4. Other People’s Fictions: Cultural Appropriation, Cultural Integrity, and International Media Strategies (Horace Newcomb)
5. As the World Turns: Television Soap Operas and Global Media Culture (Robert C. Allen)

Part Three. Cultural Trade and Identity: Mexico
6. Will Nationalism be Bilingual? (Carlos Monsiváis)
7. North Americans or Latin Americans? The Redefinition of Mexican Identity and the Free Trade Agreements (Néstor García Canclini)
8. Media Reception on the Mexican Border with the United States (José Carlos Lozano)
9. The US-Mexico Border as Post-NAFTA Mexico (Eduardo Barrera)

Part Four. Cultural Trade and Identity: Quebec
10. Walking on a Tightrope: The Markets of Cultural Products in Québec (Claude Martin)
11. There Goes the Neighborhood: Montréal’s Television Market and Free Trade (Roger De La Garde)
12. U.S. Best-Sellers in French Québec and English Canada (Jacques Lemieux and Denis Saint-jacques)
13. Cultural Exemptionalism Revisited: Québec Music Industries in the Face of Free Trade (Line Grenier)

Part Five. Creativity and Control: Copyright and Contract
14. Mass Communication, Intellectual Property Rights, International Trade, and the Popular Music Industry (Steve Jones)
15. Copyright, Contract, the Cultural Industries, and NAFTA (Keith Acheson and Christopher J. Maule)

Appendix A. The Policymakers’ Roundtable Discussion Session
Appendix B. The Industry Representatives’ Roundtable Discussion Session
Index
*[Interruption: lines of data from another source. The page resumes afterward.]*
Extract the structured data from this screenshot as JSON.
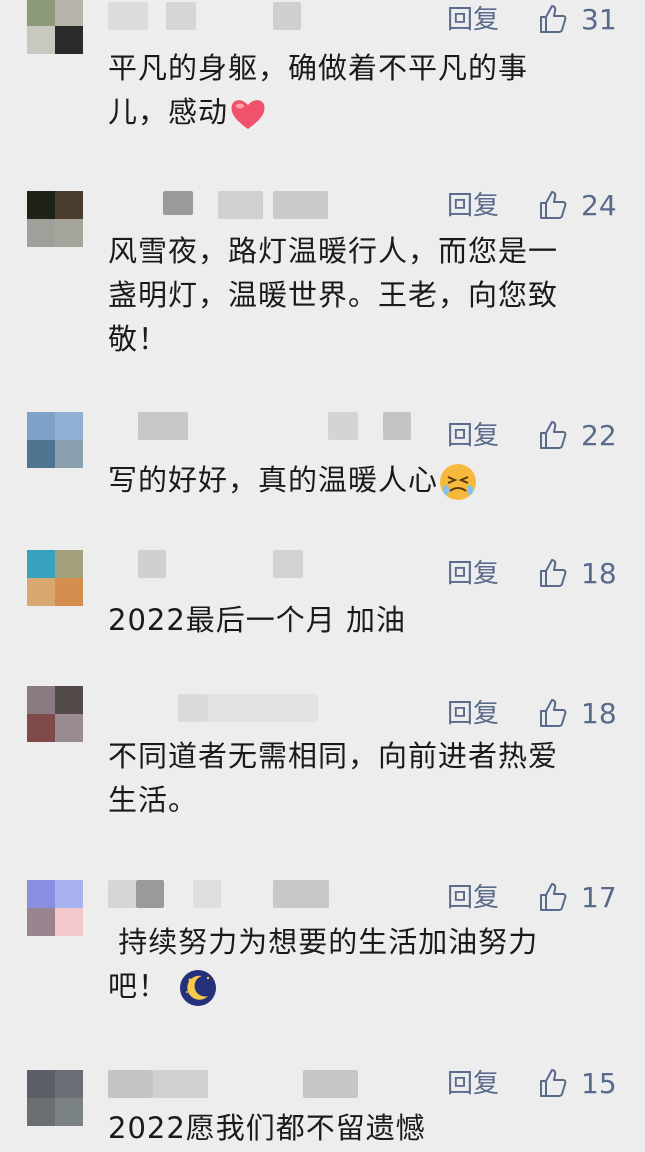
{
  "reply_label": "回复",
  "comments": [
    {
      "likes": "31",
      "text_lines": [
        "平凡的身躯，确做着不平凡的事",
        "儿，感动"
      ],
      "emoji": "red-heart"
    },
    {
      "likes": "24",
      "text_lines": [
        "风雪夜，路灯温暖行人，而您是一",
        "盏明灯，温暖世界。王老，向您致",
        "敬！"
      ]
    },
    {
      "likes": "22",
      "text_lines": [
        "写的好好，真的温暖人心"
      ],
      "emoji": "persevering-face"
    },
    {
      "likes": "18",
      "text_lines": [
        "2022最后一个月 加油"
      ]
    },
    {
      "likes": "18",
      "text_lines": [
        "不同道者无需相同，向前进者热爱",
        "生活。"
      ]
    },
    {
      "likes": "17",
      "text_lines": [
        " 持续努力为想要的生活加油努力",
        "吧！"
      ],
      "emoji": "crescent-moon"
    },
    {
      "likes": "15",
      "text_lines": [
        "2022愿我们都不留遗憾"
      ]
    }
  ]
}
Emile G. McAnany is Ben F. Love Regents Professor of Communication at the University of Texas at Austin. Kenton T. Wilkinson is Assistant Professor, Departamento de Comunicación, Instituto Tecnológico y de Estudios Superiores, Monterrey, Mexico.